A few weeks into living here I was getting frequent stomach aches. I finally mentioned this on the phone to my Dutch father and he asked if I was eating lots of fruit and vegetables. Thinking he was referring to eating healthy, my proud response was: “Yes!”.
Turns out, he was asking because he thought my issues were from switching to more ‘natural’ produce. So, I stopped eating fruit and vegetables for 3 days and my stomach pain disappeared. My body literally couldn’t digest them here, because I wasn’t used to the common bacteria found on produce.

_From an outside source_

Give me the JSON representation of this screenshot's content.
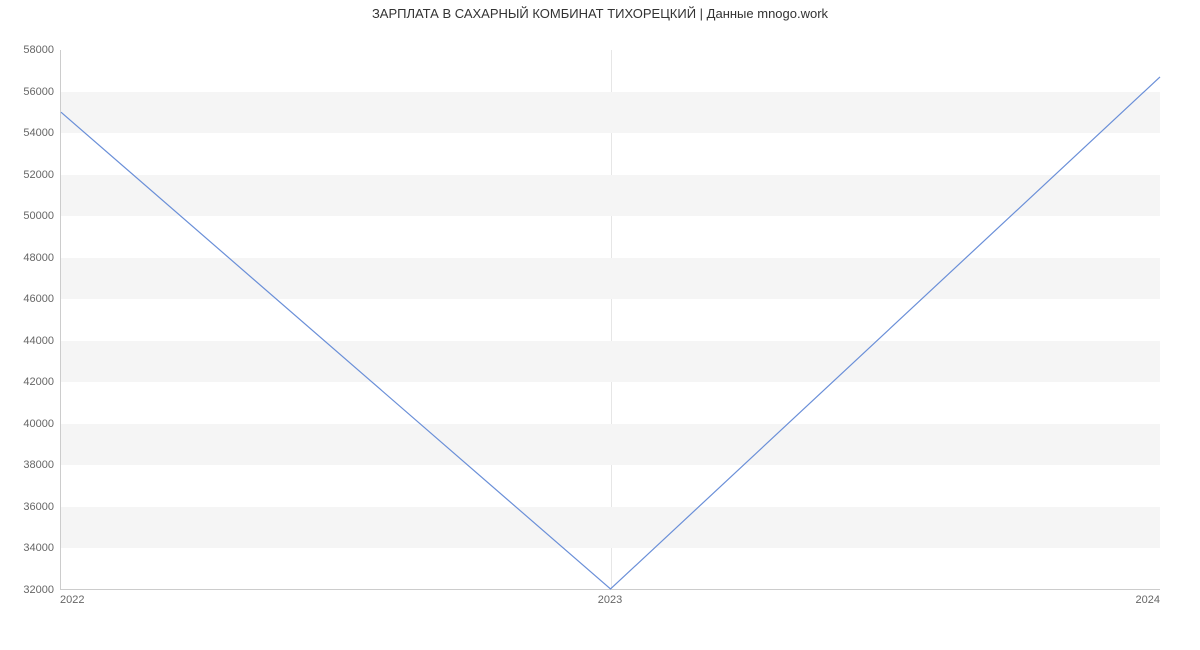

It took another month before I could get my body acclimated to eating fruits and vegetables with their normal healthy bacteria and no added pesticides.
Europeans are aware of the additives that go into a lot of American food.
When I told my Dutch friend about the issues I’d been having adjusting to food consumption here, she gave me a blank stare and said “Well yes, that’s why Americans always look older at a younger age.” She wasn’t the only one to make this comment to me. Turns out, it’s common knowledge abroad that the U.S. is a bit more ‘lax’ with what is allowed to be consumed. The average American doesn’t look out for the extra preservatives and such that are going into the food they consume, and here — there simply aren’t as many.
There’s no such thing as ‘Sashimi Grade’.
Amsterdam is a melting pot of different cultures, and luckily, that means the majority of Dutch people you’ll meet speak fluent English. That also means it’s not uncommon to default to English when you have a question or want to strike up a conversation.
That’s why it took my husband and I by surprise when we asked our grocer if the salmon in the fish section of the grocery store was ‘sashimi grade’. (Every so often we’ll make our own sushi or poke bowls at home when the craving strikes). He looked at us like we’re crazy. Apparently, when you buy fish it’s fresh — you won’t find the Dutch distinguishing different qualities of ahi tuna.
Eating butter on bread every day is not unhealthy.
My Dutch friend told me she was on a diet the other day, and then she proceeded to dig into the bowl of fries that was in front of her. Like many other European countries, moderation is prioritized over what is being eaten. It’s the same reason your average soda in Europe looks like the child size version in America. Here, diet usually means: skip the fast food, opt for more veggies, don’t overdo it on the butter, and don’t starve yourself because you’ll just end up overeating anyway.
All in all, one of the biggest adjustments I’ve made since moving abroad is being more conscious about my health. I pay attention to the quality of the food I’m buying, and have recently cut red meat out of my diet in an effort to eat more fish and veggies. I ‘indulge’ by ordering delivery online from my favorite salad place. I bike or walk almost everywhere.
Living abroad has certainly opened my eyes to the what a different food culture can provide, and how it can make you more aware of what you are eating. Overall, I eat less, feel more awake, and don’t think twice about buying white bread at the store when I want it — and neither does anyone else around me.
I still can’t walk in my apartment without double-checking the fresh eggs sitting on my kitchen counter, but I guess some things just take time.